Ian Grant – The importance of mothers
Ian Grant is the founder of the Parenting Place and a respected authority on parenting.
Am I welcome in the world? Mothers answer ‘Yes!’
A friend of mine was operating on a powerfully built gang leader, when he noticed a heart tattoo on his arm with an arrow through it with the words ‘I love Mum.’
My friend wisely waited until the anaesthetic was taking affect and asked, “Why do you have a pansy tattoo like that on your arm?”
The groggy answer was “Cause’ they’re the last person in the world to let you down!”
Neuroscience tells us every baby comes into this world looking for someone looking for them.
Also every brain needs to be connecting with other human brains to be healthy, that person/brain is usually their mother.
For the first eighteen months of a child’s life they feel as one with their mother.
“Mother and baby need to get to know each other by being responsive in each other’s presence their learning to decipher each other’s language. …….. This is our very first love relationship.
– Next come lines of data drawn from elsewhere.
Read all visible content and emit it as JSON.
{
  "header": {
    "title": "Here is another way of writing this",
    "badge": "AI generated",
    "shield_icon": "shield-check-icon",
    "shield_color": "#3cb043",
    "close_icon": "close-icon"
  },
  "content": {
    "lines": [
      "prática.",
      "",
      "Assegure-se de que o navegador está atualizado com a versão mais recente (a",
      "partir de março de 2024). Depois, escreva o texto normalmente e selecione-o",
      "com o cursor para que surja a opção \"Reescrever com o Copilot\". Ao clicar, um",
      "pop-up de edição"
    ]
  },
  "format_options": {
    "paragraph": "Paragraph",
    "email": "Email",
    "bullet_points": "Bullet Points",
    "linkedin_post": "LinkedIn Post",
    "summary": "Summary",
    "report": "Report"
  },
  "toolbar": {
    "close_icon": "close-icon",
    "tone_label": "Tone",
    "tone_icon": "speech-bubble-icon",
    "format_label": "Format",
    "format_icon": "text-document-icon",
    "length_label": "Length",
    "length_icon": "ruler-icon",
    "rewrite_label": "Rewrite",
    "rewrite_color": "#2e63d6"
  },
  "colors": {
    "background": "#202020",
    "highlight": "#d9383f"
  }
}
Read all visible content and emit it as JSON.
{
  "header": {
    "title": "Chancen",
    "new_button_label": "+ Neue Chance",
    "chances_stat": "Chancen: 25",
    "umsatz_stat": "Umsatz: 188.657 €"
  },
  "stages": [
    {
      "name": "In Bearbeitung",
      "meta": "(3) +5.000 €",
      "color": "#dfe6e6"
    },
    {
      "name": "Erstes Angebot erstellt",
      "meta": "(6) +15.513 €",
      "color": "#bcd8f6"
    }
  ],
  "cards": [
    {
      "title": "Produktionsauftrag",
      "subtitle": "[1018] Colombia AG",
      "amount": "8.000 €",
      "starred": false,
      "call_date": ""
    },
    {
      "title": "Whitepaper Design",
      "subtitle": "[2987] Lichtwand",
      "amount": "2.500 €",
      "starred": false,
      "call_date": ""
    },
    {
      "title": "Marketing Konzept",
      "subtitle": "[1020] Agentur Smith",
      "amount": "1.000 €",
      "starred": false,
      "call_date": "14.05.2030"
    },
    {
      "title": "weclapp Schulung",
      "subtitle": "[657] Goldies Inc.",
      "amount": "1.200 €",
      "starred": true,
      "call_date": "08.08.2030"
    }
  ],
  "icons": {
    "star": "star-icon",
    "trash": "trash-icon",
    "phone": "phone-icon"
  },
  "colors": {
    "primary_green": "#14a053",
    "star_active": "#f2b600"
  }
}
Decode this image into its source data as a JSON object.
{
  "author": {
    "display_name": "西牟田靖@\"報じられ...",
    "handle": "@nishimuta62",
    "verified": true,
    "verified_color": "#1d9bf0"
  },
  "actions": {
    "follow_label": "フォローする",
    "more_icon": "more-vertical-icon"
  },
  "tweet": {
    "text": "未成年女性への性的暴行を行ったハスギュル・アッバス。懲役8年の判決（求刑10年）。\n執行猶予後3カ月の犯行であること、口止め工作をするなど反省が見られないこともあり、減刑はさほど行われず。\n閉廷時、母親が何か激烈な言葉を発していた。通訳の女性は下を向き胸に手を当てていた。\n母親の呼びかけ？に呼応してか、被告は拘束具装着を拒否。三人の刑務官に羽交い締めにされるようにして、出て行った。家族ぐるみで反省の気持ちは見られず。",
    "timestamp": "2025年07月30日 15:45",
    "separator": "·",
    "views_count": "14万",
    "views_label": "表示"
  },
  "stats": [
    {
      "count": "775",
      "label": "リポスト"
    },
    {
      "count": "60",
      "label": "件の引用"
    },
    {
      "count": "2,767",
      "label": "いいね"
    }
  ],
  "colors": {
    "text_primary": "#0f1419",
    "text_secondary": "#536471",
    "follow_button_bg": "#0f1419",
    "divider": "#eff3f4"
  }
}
The patterns of this dance will be the blueprint on which other relationships are built.” - Mary Sutton, child psychotherapist.
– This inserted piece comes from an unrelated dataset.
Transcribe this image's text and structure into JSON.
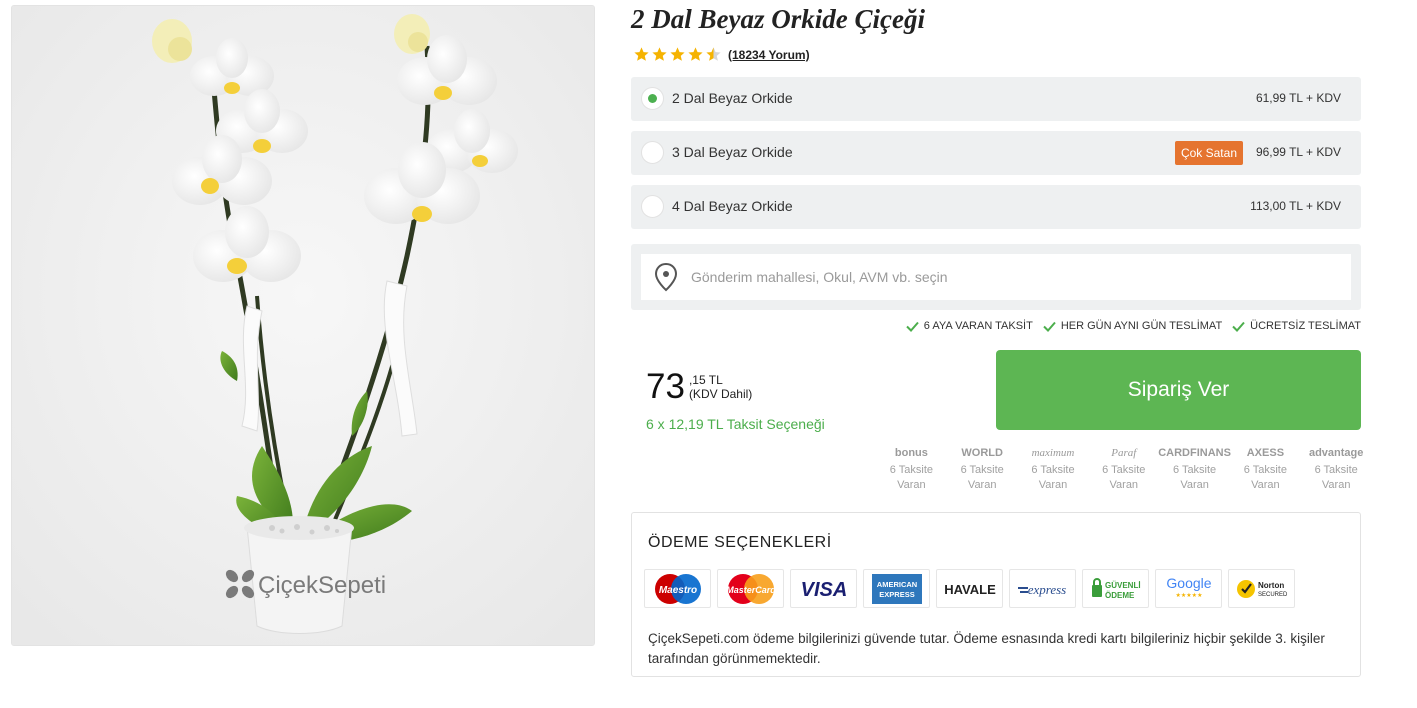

As I have stuttered since the age of six, I am so grateful to my mother the way she not only believed in me but gave me hope that my disability would not control my life.
She actually taught me the resilient quotient, even though HarvardUniversity had not defined it back then:
- Hope built on reality.
- Meaningfulness of life.
- Innovative survival.
Interestingly my career is a parenting communicator on radio, TV and events, just proof again of the power of a mother’s love and leadership.
I enjoy this cute story: A teacher gave her class of 7 year olds a lesson on the magnet and what it does. The next day in a written test, she included this question: “My full name has six letters. The first one is M, and I pick up things. What am I?” When the papers were all in the teacher was astounded to find that almost fifty percent had written in, mother.
It says it all.
I knew my mother was elderly and sick, I handled that in my left-side bloke’s brain well, but at her funeral I just burst into tears, you see I had lost that beautiful human being who loved me no matter what! And grief flooded the right-hand side of my brain, which I was not prepared for.
As Professor Hugh Foot UK specialist in child psychology and social development, University of Strathclyde says:
“Children are born with the innate capacity to be happy or sad, irrespective of genes. Early interactions are crucial. Children smile from their early days. They even smile when they are sick. When mothers see them smiling, the tendency to smile back is instinctive. There is a self fulfilling reinforcement cycle of smiling at each other. As long as there are cuddles, laughing and engaging in other close, intimate behaviour, the scene is set for a good childhood. The early months are crucial.”
So to all those mothers who make this nation what it is, keep taking the vitamins because we all need love and are so thankful for our wonderful mothers!
*What do you think? Is the role of a mother still valued by today's society?